* Aim of the task *
Check each line of the listing, and copy it if it contains the word "this".

╭─ The data

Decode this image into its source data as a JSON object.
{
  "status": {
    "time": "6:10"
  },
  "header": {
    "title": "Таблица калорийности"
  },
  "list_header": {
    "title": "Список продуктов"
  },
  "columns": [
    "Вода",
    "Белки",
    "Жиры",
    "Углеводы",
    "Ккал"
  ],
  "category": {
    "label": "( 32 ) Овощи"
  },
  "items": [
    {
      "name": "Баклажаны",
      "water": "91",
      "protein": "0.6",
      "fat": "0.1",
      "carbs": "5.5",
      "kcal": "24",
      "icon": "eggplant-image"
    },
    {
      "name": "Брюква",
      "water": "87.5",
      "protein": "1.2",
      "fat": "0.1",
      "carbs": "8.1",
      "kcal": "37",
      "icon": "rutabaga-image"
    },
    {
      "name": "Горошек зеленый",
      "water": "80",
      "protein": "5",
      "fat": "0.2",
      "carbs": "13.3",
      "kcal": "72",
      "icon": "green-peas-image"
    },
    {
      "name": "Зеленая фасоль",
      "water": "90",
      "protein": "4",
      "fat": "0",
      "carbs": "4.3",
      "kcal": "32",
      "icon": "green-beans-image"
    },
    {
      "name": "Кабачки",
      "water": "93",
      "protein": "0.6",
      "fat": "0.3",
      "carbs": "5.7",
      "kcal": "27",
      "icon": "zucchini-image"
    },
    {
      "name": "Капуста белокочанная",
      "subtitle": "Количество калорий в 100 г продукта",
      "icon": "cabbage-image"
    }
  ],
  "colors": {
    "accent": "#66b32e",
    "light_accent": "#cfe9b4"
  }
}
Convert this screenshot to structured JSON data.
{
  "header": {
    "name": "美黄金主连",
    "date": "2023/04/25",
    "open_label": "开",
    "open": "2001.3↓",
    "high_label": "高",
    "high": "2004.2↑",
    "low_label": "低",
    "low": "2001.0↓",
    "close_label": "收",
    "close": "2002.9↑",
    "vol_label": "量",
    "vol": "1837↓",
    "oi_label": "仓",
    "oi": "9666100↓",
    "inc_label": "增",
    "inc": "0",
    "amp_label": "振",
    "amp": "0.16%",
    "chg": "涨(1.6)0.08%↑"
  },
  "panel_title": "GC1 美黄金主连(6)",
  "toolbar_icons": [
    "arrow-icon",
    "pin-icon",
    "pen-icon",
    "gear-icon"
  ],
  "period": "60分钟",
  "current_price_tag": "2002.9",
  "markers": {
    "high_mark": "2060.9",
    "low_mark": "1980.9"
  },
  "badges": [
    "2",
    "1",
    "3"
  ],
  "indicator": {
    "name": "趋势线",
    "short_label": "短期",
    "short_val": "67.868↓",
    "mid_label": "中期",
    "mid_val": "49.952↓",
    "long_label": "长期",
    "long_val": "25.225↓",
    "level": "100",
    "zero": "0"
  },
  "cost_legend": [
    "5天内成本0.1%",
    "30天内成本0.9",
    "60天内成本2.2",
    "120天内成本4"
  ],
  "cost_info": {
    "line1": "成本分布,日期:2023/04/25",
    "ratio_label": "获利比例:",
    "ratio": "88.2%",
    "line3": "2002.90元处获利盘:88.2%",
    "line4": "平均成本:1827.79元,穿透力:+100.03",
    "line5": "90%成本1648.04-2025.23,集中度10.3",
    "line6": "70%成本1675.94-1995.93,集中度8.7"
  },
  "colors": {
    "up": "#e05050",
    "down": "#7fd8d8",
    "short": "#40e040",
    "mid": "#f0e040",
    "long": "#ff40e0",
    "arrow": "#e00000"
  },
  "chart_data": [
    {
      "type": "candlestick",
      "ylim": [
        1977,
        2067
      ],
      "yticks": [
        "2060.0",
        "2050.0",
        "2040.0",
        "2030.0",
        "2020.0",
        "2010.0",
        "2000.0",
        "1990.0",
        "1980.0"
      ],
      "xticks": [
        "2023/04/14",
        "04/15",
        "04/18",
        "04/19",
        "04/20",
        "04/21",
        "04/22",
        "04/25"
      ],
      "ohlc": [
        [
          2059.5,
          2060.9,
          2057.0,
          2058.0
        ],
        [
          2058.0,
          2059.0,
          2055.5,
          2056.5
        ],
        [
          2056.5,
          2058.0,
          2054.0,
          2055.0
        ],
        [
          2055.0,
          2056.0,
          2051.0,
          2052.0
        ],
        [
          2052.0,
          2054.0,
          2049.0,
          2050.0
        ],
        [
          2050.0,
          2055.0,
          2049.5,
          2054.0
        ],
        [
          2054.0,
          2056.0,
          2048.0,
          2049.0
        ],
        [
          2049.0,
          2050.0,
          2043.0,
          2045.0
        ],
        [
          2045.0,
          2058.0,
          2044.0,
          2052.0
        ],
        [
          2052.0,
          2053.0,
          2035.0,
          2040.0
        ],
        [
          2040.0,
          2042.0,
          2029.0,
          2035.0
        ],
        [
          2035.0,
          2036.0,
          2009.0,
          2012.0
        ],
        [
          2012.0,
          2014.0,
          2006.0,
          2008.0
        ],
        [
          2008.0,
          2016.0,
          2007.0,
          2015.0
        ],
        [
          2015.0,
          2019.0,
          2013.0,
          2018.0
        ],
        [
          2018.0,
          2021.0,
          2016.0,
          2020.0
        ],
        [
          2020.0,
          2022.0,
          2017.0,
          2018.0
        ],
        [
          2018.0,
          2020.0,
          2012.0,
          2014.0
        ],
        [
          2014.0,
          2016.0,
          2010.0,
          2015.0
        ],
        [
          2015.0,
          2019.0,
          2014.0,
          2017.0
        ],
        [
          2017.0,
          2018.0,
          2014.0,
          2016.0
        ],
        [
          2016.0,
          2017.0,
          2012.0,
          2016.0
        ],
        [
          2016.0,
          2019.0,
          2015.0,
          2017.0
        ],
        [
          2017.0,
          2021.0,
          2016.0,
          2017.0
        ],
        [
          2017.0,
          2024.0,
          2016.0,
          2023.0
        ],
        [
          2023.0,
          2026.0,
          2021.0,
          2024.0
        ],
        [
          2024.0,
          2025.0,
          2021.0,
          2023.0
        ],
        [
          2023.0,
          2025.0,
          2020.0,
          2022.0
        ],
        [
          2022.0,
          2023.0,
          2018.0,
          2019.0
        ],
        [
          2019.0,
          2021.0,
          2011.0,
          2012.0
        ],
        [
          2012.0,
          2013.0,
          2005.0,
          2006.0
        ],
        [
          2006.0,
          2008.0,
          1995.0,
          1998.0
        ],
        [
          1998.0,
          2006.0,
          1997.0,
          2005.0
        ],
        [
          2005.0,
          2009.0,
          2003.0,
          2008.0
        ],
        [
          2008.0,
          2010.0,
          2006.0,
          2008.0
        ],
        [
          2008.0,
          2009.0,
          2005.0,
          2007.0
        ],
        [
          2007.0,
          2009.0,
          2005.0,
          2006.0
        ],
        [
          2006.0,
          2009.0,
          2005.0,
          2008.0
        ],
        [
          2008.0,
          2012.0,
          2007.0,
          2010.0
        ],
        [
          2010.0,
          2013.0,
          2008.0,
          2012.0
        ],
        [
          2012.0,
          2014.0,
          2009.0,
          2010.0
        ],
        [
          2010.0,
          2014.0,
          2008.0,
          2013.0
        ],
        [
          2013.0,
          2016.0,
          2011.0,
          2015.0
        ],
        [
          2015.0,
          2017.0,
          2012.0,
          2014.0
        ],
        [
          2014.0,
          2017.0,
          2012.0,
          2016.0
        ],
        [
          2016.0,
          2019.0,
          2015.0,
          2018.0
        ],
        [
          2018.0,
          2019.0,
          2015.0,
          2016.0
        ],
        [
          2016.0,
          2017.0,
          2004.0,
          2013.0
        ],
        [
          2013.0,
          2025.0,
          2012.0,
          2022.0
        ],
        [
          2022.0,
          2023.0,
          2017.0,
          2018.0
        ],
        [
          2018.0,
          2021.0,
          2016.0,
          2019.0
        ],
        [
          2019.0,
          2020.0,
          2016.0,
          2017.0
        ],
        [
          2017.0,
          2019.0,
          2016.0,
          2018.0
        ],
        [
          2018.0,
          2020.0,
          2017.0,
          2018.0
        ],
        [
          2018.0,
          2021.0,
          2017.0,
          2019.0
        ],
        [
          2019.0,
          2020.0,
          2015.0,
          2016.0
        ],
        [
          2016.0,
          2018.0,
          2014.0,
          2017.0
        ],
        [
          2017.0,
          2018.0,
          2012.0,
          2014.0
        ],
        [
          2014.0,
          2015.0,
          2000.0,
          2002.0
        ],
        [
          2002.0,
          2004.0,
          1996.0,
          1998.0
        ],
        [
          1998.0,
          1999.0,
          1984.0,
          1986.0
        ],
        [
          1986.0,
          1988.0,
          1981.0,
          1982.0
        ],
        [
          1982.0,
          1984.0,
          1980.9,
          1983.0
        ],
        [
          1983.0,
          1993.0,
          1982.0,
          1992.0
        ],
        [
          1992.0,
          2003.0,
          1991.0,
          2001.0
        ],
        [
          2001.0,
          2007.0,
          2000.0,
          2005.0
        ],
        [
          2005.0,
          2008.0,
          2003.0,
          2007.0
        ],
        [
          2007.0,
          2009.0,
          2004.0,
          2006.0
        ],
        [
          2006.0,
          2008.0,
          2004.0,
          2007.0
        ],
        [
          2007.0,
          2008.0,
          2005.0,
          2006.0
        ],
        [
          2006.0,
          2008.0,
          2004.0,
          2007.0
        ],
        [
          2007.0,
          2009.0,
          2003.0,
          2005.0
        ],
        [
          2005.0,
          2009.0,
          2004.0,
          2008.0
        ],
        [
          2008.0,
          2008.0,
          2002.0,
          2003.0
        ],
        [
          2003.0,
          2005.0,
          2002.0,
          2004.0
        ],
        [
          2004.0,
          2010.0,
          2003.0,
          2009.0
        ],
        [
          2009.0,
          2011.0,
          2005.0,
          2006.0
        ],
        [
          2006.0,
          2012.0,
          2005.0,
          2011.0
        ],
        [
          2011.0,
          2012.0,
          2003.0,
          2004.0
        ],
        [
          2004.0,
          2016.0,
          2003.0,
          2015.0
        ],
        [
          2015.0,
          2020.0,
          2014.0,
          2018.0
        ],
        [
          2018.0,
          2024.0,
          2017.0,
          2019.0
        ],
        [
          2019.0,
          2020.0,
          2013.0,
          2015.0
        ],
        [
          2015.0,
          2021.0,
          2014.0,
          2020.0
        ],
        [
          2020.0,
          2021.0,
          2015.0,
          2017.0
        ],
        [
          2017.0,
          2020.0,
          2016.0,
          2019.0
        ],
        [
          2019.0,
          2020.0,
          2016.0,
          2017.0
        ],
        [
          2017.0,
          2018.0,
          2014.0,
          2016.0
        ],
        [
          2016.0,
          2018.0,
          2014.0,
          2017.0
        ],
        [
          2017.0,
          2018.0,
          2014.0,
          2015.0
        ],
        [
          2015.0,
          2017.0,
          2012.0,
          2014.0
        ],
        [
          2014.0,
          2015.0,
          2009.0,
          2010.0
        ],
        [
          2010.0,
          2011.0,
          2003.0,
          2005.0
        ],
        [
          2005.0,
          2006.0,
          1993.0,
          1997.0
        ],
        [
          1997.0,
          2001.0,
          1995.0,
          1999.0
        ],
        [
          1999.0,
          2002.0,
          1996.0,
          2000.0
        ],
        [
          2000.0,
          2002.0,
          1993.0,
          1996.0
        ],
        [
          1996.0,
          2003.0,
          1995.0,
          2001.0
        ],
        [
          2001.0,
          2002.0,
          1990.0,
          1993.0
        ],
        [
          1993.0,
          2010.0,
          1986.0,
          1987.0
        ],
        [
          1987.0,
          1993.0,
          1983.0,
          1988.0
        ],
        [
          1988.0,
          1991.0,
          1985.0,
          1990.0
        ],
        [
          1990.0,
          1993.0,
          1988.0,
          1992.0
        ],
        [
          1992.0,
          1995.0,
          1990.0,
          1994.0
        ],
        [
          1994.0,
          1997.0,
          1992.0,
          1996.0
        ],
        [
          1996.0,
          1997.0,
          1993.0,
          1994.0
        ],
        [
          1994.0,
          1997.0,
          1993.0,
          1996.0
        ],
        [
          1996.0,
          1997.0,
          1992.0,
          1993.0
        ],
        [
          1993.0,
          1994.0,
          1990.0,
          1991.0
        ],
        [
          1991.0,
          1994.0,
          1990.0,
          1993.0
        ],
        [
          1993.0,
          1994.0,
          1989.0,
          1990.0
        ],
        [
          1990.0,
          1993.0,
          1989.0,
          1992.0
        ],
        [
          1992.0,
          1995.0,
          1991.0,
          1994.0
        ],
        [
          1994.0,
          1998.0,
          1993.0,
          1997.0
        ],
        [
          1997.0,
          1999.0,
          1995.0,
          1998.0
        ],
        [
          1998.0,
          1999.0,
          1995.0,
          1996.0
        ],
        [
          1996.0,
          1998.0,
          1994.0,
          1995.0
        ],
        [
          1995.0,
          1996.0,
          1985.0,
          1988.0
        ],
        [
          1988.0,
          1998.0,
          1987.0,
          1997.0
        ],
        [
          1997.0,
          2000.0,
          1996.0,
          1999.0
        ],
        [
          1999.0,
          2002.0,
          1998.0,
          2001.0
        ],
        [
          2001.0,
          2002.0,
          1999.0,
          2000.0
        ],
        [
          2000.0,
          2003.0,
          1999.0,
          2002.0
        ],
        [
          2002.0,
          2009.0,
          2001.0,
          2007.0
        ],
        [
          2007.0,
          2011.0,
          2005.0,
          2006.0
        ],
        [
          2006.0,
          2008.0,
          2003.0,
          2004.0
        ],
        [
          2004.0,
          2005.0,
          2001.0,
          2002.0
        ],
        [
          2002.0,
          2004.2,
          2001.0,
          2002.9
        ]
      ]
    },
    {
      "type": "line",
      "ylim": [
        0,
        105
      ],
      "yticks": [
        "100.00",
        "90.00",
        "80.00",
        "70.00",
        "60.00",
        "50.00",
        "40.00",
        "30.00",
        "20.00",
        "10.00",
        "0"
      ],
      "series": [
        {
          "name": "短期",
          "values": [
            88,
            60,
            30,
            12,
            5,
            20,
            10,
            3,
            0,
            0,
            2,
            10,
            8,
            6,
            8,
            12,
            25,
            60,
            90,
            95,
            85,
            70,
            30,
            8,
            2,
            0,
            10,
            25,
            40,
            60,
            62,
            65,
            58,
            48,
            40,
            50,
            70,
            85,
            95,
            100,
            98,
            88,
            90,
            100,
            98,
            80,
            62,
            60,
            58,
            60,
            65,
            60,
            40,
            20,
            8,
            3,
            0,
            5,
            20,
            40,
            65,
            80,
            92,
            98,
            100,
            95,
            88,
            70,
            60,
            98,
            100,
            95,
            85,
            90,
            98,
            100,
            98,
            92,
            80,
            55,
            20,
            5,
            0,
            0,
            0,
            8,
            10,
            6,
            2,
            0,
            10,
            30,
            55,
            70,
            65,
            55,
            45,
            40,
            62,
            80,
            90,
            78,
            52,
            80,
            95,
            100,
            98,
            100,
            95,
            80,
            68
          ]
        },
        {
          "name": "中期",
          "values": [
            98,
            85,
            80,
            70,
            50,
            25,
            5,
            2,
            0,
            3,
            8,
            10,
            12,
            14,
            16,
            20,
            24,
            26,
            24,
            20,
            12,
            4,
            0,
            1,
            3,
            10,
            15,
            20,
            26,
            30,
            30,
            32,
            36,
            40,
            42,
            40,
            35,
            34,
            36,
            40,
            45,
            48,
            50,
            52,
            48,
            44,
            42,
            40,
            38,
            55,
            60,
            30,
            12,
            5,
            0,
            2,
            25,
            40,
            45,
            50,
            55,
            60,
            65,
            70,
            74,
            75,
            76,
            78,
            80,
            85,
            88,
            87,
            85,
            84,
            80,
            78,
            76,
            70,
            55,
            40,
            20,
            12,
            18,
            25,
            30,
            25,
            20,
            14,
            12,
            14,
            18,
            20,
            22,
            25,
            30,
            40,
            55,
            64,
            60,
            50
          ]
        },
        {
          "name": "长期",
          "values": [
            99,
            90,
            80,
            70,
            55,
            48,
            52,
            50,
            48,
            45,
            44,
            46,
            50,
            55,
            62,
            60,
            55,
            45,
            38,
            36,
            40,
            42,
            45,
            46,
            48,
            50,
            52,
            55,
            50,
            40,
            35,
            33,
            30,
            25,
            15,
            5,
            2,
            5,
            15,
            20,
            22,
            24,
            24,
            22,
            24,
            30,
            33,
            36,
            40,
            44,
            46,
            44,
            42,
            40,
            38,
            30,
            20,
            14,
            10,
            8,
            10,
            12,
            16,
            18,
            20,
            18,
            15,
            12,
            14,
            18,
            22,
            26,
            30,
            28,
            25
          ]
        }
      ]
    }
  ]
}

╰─

* Result of the task *
Decode this image into its source data as a JSON object.
Convert this screenshot to structured JSON data.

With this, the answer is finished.